After butter, yogurt is the second lowest-performing dairy product discussed, with Colombia being the 55th largest importer of U.S. yogurt products. In regards to the TRQ, as of October 2014, only 19,817 kg (14.9%) out of 133,000 kg has been used. One of the biggest reasons for this is culture. Many Colombians prefer easily-consumed yogurt products, particularly drinkable kefir-type yogurts. Yogurt eaten with a spoon is considered burdensome when looking for “grab-and-go” foods. Based on this, local firms maintain a comparative advantage in the Colombian yogurt market, producing 67% of drinkable products at the end of 2013. Nevertheless, yogurts considered to be of healthier quality continue to grow in demand. This includes pro-biotic formulas along with Greek yogurt. Although Greek yogurt is eaten with a spoon, it is low-fat and high in protein. The problem, however, is that there is a lack of general knowledge about the benefit of a high-protein diet, leading to difficulties in selling Greek yogurt. If U.S. exporters can follow the lead of Colombian firms and advertise the benefits of healthier yogurt, then U.S. products could gain a foothold in the market. 

Processed Dairy Products 

These products include malt extracts and infant formulas. Based on TRQ numbers, out of 1,331,000 kg available in 2014, 300,791 kg (24.8%) has been used as of October. Colombia ranks 26th as a market for U.S. processed dairy products, but sales have continued to grow substantially since 2011. According to Euromonitor International, total retail sales for food preparation products for infants increased by over 150% between 2011 and 2013, albeit at very low levels. During this period, for example, U.S. formula exports increased from $617,416 in 2011 to $1,589,456 in 2013. 

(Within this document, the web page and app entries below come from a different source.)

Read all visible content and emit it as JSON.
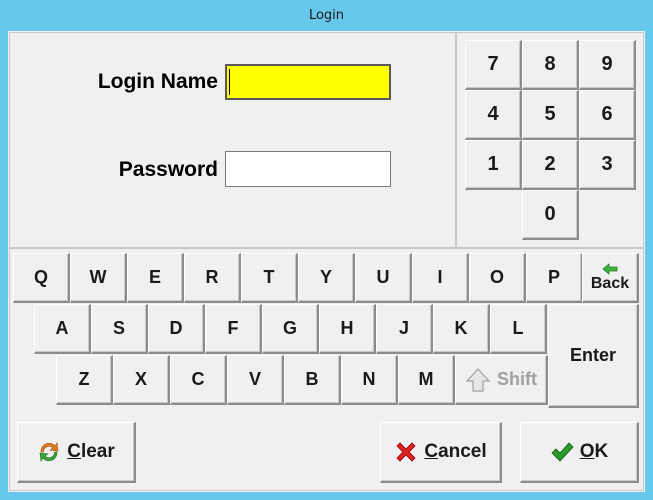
{
  "window": {
    "title": "Login"
  },
  "form": {
    "login_label": "Login Name",
    "login_value": "",
    "password_label": "Password",
    "password_value": ""
  },
  "numpad": [
    "7",
    "8",
    "9",
    "4",
    "5",
    "6",
    "1",
    "2",
    "3",
    "0"
  ],
  "keyboard": {
    "row1": [
      "Q",
      "W",
      "E",
      "R",
      "T",
      "Y",
      "U",
      "I",
      "O",
      "P"
    ],
    "row2": [
      "A",
      "S",
      "D",
      "F",
      "G",
      "H",
      "J",
      "K",
      "L"
    ],
    "row3": [
      "Z",
      "X",
      "C",
      "V",
      "B",
      "N",
      "M"
    ],
    "back_label": "Back",
    "shift_label": "Shift",
    "enter_label": "Enter"
  },
  "actions": {
    "clear_first": "C",
    "clear_rest": "lear",
    "cancel_first": "C",
    "cancel_rest": "ancel",
    "ok_first": "O",
    "ok_rest": "K"
  },
  "colors": {
    "titlebar": "#68c8ec",
    "active_field": "#ffff00",
    "back_arrow": "#3cb43c",
    "cancel_x": "#e02020",
    "ok_check": "#2a9a2a"
  },
  "icons": [
    "back-arrow-icon",
    "shift-arrow-icon",
    "clear-refresh-icon",
    "cancel-x-icon",
    "ok-check-icon"
  ]
}
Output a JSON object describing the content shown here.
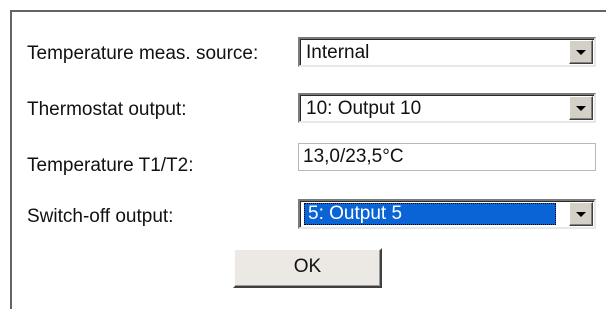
{
  "form": {
    "source_label": "Temperature meas. source:",
    "source_value": "Internal",
    "thermostat_label": "Thermostat output:",
    "thermostat_value": "10: Output  10",
    "temperature_label": "Temperature T1/T2:",
    "temperature_value": "13,0/23,5°C",
    "switchoff_label": "Switch-off output:",
    "switchoff_value": "5: Output  5"
  },
  "buttons": {
    "ok_label": "OK"
  },
  "colors": {
    "selection": "#0a64d6",
    "button_face": "#ece9e4"
  }
}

Processed dairy product sales should increase as income levels increase. This is complemented by the fact that the increased levels of urbanization within Colombia have led to faster-paced lifestyles. Moreover, based on the growing demand for healthy products, U.S. products may continue to grow in demand as Colombians seek healthy dairy products. It should be noted however, that birth rates in Colombia are declining, particularly in cities, while poorer, rural areas are less apt to purchase processed formula products. But with greater income levels in the cities, less essential products like malt extracts will rise in demand as they become more affordable. 

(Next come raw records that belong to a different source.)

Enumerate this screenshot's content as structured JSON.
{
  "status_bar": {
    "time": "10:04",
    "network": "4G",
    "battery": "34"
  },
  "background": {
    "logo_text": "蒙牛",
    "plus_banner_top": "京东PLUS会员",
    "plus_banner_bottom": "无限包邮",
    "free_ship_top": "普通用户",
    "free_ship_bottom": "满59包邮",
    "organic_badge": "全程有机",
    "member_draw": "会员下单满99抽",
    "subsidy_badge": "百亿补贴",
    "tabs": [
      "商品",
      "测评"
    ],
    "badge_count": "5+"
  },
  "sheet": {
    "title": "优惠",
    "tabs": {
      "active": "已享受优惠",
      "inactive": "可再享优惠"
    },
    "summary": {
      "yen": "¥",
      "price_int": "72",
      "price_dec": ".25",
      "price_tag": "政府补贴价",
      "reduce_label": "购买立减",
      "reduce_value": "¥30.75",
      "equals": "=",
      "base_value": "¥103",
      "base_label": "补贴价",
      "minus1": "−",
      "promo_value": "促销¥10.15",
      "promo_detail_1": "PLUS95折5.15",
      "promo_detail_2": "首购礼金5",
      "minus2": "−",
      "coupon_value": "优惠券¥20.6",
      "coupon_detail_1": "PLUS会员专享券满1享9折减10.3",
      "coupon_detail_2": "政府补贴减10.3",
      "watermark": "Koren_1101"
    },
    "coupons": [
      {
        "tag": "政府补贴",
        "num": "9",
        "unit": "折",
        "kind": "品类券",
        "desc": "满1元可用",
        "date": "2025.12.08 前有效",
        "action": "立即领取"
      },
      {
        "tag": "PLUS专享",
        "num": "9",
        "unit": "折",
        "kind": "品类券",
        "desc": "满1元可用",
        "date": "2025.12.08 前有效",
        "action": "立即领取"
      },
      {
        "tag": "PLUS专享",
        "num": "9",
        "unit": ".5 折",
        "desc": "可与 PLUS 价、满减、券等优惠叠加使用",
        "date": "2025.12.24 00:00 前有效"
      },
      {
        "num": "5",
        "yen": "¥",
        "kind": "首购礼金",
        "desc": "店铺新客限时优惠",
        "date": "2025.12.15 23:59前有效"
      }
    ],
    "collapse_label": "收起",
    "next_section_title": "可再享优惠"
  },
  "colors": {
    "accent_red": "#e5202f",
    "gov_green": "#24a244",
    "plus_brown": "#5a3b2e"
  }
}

Strategies to Increase Demand for U.S. dairy products in Colombia: 

With an improving economy in Colombia and a growing middle class, there is increasing demand for healthy food products, particularly among younger, more urban populations. In order to gain a better foothold in the Colombian dairy market, U.S. exporters must convince Colombian consumers that their products are, in fact, healthy due to their higher quality. Additionally, educating Colombians about the ability to diversify food products into different meals rather than only breakfast or “grab-and-go” could increase demand for milk powder, cheese, butter, yogurt, and processed dairy goods